You can read the full report on this portion of the poll here.
The respondents gave poor scores to the Minnesota Legislature, which is controlled by large Democratic majorities in both houses. Only 37 percent approved of the way the Legislature handled its job at the end of session. This is a decline from 46 percent in the January 2008 MPR News/Humphrey Institute survey, which occurred at the beginning of that session.
Today, the battle for control of the Minnesota Legislature is a tossup. Forty-one percent of respondents said they favor Democratic Party candidates, and 38 percent indicate they support Republicans.
Question: If the November election for the Minnesota State Legislature was being held today, who would you vote for: The Democrat Party candidate, the Republican Party candidate, or somebody else.
A large majority oppose using taxpayer money to build a new Vikings stadium, even if it means the team might leave the state. Only 30 percent support using tax dollars. Not only is there lopsided opposition to the Vikings stadium, but the opponents are three times more intense in their feelings than the backers of the stadium.
Women are substantially more opposed than men to using tax dollars to build a new Vikings stadium.

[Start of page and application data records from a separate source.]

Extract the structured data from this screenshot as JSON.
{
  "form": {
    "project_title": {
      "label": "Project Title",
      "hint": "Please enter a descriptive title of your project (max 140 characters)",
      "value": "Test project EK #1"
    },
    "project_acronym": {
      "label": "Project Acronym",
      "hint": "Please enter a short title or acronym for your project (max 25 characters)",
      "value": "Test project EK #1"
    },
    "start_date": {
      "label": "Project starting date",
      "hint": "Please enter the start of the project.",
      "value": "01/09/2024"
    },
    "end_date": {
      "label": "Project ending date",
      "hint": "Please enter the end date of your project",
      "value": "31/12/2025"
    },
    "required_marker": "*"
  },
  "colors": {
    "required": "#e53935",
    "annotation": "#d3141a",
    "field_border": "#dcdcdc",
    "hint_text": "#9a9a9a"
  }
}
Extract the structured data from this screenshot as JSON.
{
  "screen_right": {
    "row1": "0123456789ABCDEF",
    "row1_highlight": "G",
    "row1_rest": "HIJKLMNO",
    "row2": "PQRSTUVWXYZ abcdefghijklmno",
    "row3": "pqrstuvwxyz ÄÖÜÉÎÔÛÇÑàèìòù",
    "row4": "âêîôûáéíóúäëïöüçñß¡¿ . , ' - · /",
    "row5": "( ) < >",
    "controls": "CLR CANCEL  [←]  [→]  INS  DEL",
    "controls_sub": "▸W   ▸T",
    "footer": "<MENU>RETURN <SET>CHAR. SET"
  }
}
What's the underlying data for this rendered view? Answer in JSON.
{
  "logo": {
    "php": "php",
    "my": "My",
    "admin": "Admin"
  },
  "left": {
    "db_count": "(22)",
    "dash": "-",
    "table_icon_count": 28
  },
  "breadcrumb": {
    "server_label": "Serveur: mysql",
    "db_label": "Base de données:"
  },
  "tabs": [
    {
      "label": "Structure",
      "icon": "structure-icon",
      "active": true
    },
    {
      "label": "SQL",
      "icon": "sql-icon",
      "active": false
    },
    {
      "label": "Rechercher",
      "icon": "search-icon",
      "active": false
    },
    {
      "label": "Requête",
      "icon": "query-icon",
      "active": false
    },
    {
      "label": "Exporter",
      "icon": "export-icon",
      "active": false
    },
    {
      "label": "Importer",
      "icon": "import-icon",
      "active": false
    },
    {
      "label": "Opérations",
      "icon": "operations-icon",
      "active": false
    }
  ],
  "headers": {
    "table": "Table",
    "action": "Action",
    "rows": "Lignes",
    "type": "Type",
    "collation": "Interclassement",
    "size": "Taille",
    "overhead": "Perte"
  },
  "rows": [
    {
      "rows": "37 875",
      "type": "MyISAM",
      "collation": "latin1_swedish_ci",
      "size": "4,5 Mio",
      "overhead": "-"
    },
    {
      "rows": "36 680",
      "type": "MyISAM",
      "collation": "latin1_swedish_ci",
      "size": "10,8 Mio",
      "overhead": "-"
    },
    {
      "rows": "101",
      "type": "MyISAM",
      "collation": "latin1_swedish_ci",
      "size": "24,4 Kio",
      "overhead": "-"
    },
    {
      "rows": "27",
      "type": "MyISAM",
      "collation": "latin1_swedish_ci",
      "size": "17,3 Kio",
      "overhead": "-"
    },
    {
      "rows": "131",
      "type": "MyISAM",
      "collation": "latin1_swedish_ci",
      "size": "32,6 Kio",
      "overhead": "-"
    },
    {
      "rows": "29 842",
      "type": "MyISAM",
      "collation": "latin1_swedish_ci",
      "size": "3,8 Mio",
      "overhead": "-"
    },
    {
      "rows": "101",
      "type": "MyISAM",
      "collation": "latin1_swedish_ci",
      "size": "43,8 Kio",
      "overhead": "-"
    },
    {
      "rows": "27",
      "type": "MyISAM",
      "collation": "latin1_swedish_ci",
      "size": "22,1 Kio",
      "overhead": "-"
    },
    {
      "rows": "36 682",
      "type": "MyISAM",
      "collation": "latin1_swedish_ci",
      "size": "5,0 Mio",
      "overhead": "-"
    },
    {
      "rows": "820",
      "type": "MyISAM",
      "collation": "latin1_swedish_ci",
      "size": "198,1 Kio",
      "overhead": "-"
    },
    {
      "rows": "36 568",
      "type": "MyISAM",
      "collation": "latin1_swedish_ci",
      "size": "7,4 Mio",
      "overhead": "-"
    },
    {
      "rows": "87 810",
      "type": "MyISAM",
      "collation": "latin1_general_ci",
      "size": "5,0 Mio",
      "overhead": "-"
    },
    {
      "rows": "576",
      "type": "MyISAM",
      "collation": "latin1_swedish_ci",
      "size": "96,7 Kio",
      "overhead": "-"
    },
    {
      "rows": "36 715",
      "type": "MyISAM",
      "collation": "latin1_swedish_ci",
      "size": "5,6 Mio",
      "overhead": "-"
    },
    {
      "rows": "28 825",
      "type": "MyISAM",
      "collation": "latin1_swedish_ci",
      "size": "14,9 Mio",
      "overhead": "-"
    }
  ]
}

This survey is a collaboration between Minnesota Public Radio News and the Center for the Study of Politics and Governance at the University of Minnesota’s Humphrey Institute of Public Affairs. The survey was analyzed by the center. The research team was Lawrence R. Jacobs, center director, and Joanne M. Miller, associate professor, Department of Political Science. Geoff Sheagley provided research assistance.
The survey of 701 Minnesota adults was conducted May 13-May 16, 2010, following the three major parties' endorsing conventions. The margin of error is +/-5.8 percentage points. For smaller subgroups, the margin of sampling error is larger.
The distribution of party identification among adults in the full sample is as follows: